What needs to be done: Would you please copy all of the data exactly, skipping the images?

Data provided:
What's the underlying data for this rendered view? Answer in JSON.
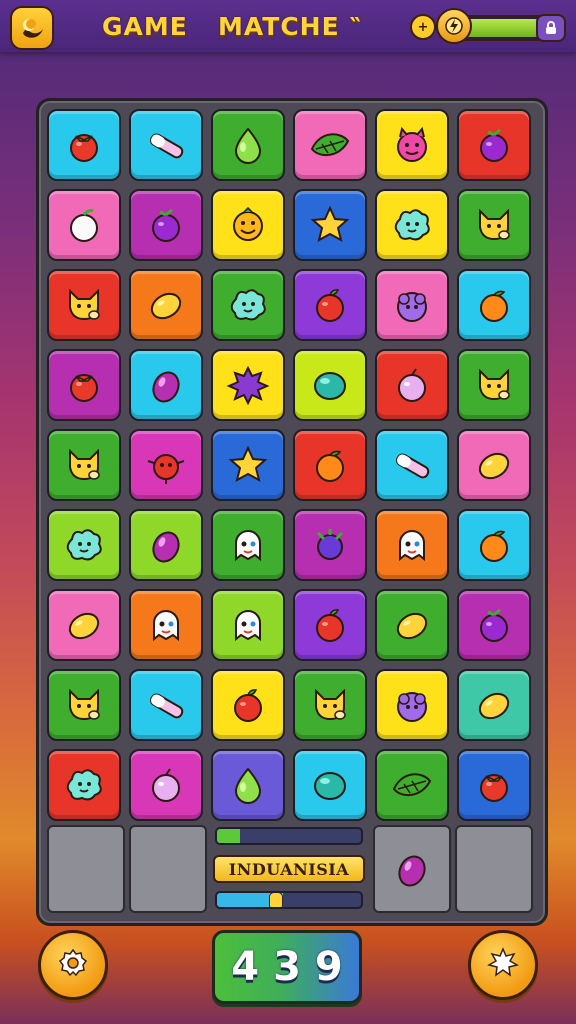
{
  "header": {
    "title_left": "GAME",
    "title_right": "MATCHE ‶"
  },
  "energy": {
    "level": 0.82,
    "badge_icon": "lock-icon"
  },
  "board": {
    "rows": [
      [
        {
          "c": "#29c9ee",
          "i": "tomato"
        },
        {
          "c": "#29c9ee",
          "i": "candy"
        },
        {
          "c": "#3fae2f",
          "i": "drop"
        },
        {
          "c": "#f06ab8",
          "i": "leaf"
        },
        {
          "c": "#ffe11a",
          "i": "devil"
        },
        {
          "c": "#e8352a",
          "i": "berry"
        }
      ],
      [
        {
          "c": "#f06ab8",
          "i": "apple-white"
        },
        {
          "c": "#b62fb0",
          "i": "berry"
        },
        {
          "c": "#ffe11a",
          "i": "smile"
        },
        {
          "c": "#2a6ad8",
          "i": "star"
        },
        {
          "c": "#ffe11a",
          "i": "blob"
        },
        {
          "c": "#3fae2f",
          "i": "fox"
        }
      ],
      [
        {
          "c": "#e8352a",
          "i": "fox"
        },
        {
          "c": "#f5781a",
          "i": "lemon"
        },
        {
          "c": "#3fae2f",
          "i": "blob"
        },
        {
          "c": "#8d3ad8",
          "i": "apple"
        },
        {
          "c": "#f06ab8",
          "i": "grape-blob"
        },
        {
          "c": "#29c9ee",
          "i": "orange"
        }
      ],
      [
        {
          "c": "#b62fb0",
          "i": "tomato"
        },
        {
          "c": "#29c9ee",
          "i": "plum"
        },
        {
          "c": "#ffe11a",
          "i": "splat"
        },
        {
          "c": "#c8e81a",
          "i": "gem"
        },
        {
          "c": "#e8352a",
          "i": "onion"
        },
        {
          "c": "#3fae2f",
          "i": "fox"
        }
      ],
      [
        {
          "c": "#3fae2f",
          "i": "fox"
        },
        {
          "c": "#d838b8",
          "i": "bomb"
        },
        {
          "c": "#2a6ad8",
          "i": "star"
        },
        {
          "c": "#e8352a",
          "i": "orange"
        },
        {
          "c": "#29c9ee",
          "i": "candy"
        },
        {
          "c": "#f06ab8",
          "i": "lemon"
        }
      ],
      [
        {
          "c": "#8fd82a",
          "i": "blob"
        },
        {
          "c": "#8fd82a",
          "i": "plum"
        },
        {
          "c": "#3fae2f",
          "i": "ghost"
        },
        {
          "c": "#b62fb0",
          "i": "eggplant"
        },
        {
          "c": "#f5781a",
          "i": "ghost"
        },
        {
          "c": "#29c9ee",
          "i": "orange"
        }
      ],
      [
        {
          "c": "#f06ab8",
          "i": "lemon"
        },
        {
          "c": "#f5781a",
          "i": "ghost"
        },
        {
          "c": "#8fd82a",
          "i": "ghost"
        },
        {
          "c": "#8d3ad8",
          "i": "apple"
        },
        {
          "c": "#3fae2f",
          "i": "lemon"
        },
        {
          "c": "#b62fb0",
          "i": "berry"
        }
      ],
      [
        {
          "c": "#3fae2f",
          "i": "fox"
        },
        {
          "c": "#29c9ee",
          "i": "candy"
        },
        {
          "c": "#ffe11a",
          "i": "apple"
        },
        {
          "c": "#3fae2f",
          "i": "fox"
        },
        {
          "c": "#ffe11a",
          "i": "grape-blob"
        },
        {
          "c": "#3fc8a8",
          "i": "lemon"
        }
      ],
      [
        {
          "c": "#e8352a",
          "i": "blob"
        },
        {
          "c": "#d838b8",
          "i": "onion"
        },
        {
          "c": "#6a5ad8",
          "i": "drop"
        },
        {
          "c": "#29c9ee",
          "i": "gem"
        },
        {
          "c": "#3fae2f",
          "i": "leaf"
        },
        {
          "c": "#2a6ad8",
          "i": "tomato"
        }
      ]
    ]
  },
  "tray": {
    "label": "INDUANISIA",
    "progress_top": 0.16,
    "progress_bottom": 0.46,
    "item": "plum"
  },
  "footer": {
    "score": "439",
    "left_button_icon": "gear-icon",
    "right_button_icon": "settings-cog-icon"
  }
}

Exercise answer:
What's the underlying data for this rendered view? Answer in JSON.
{
  "header": {
    "title_left": "GAME",
    "title_right": "MATCHE ‶"
  },
  "energy": {
    "level": 0.82,
    "badge_icon": "lock-icon"
  },
  "board": {
    "rows": [
      [
        {
          "c": "#29c9ee",
          "i": "tomato"
        },
        {
          "c": "#29c9ee",
          "i": "candy"
        },
        {
          "c": "#3fae2f",
          "i": "drop"
        },
        {
          "c": "#f06ab8",
          "i": "leaf"
        },
        {
          "c": "#ffe11a",
          "i": "devil"
        },
        {
          "c": "#e8352a",
          "i": "berry"
        }
      ],
      [
        {
          "c": "#f06ab8",
          "i": "apple-white"
        },
        {
          "c": "#b62fb0",
          "i": "berry"
        },
        {
          "c": "#ffe11a",
          "i": "smile"
        },
        {
          "c": "#2a6ad8",
          "i": "star"
        },
        {
          "c": "#ffe11a",
          "i": "blob"
        },
        {
          "c": "#3fae2f",
          "i": "fox"
        }
      ],
      [
        {
          "c": "#e8352a",
          "i": "fox"
        },
        {
          "c": "#f5781a",
          "i": "lemon"
        },
        {
          "c": "#3fae2f",
          "i": "blob"
        },
        {
          "c": "#8d3ad8",
          "i": "apple"
        },
        {
          "c": "#f06ab8",
          "i": "grape-blob"
        },
        {
          "c": "#29c9ee",
          "i": "orange"
        }
      ],
      [
        {
          "c": "#b62fb0",
          "i": "tomato"
        },
        {
          "c": "#29c9ee",
          "i": "plum"
        },
        {
          "c": "#ffe11a",
          "i": "splat"
        },
        {
          "c": "#c8e81a",
          "i": "gem"
        },
        {
          "c": "#e8352a",
          "i": "onion"
        },
        {
          "c": "#3fae2f",
          "i": "fox"
        }
      ],
      [
        {
          "c": "#3fae2f",
          "i": "fox"
        },
        {
          "c": "#d838b8",
          "i": "bomb"
        },
        {
          "c": "#2a6ad8",
          "i": "star"
        },
        {
          "c": "#e8352a",
          "i": "orange"
        },
        {
          "c": "#29c9ee",
          "i": "candy"
        },
        {
          "c": "#f06ab8",
          "i": "lemon"
        }
      ],
      [
        {
          "c": "#8fd82a",
          "i": "blob"
        },
        {
          "c": "#8fd82a",
          "i": "plum"
        },
        {
          "c": "#3fae2f",
          "i": "ghost"
        },
        {
          "c": "#b62fb0",
          "i": "eggplant"
        },
        {
          "c": "#f5781a",
          "i": "ghost"
        },
        {
          "c": "#29c9ee",
          "i": "orange"
        }
      ],
      [
        {
          "c": "#f06ab8",
          "i": "lemon"
        },
        {
          "c": "#f5781a",
          "i": "ghost"
        },
        {
          "c": "#8fd82a",
          "i": "ghost"
        },
        {
          "c": "#8d3ad8",
          "i": "apple"
        },
        {
          "c": "#3fae2f",
          "i": "lemon"
        },
        {
          "c": "#b62fb0",
          "i": "berry"
        }
      ],
      [
        {
          "c": "#3fae2f",
          "i": "fox"
        },
        {
          "c": "#29c9ee",
          "i": "candy"
        },
        {
          "c": "#ffe11a",
          "i": "apple"
        },
        {
          "c": "#3fae2f",
          "i": "fox"
        },
        {
          "c": "#ffe11a",
          "i": "grape-blob"
        },
        {
          "c": "#3fc8a8",
          "i": "lemon"
        }
      ],
      [
        {
          "c": "#e8352a",
          "i": "blob"
        },
        {
          "c": "#d838b8",
          "i": "onion"
        },
        {
          "c": "#6a5ad8",
          "i": "drop"
        },
        {
          "c": "#29c9ee",
          "i": "gem"
        },
        {
          "c": "#3fae2f",
          "i": "leaf"
        },
        {
          "c": "#2a6ad8",
          "i": "tomato"
        }
      ]
    ]
  },
  "tray": {
    "label": "INDUANISIA",
    "progress_top": 0.16,
    "progress_bottom": 0.46,
    "item": "plum"
  },
  "footer": {
    "score": "439",
    "left_button_icon": "gear-icon",
    "right_button_icon": "settings-cog-icon"
  }
}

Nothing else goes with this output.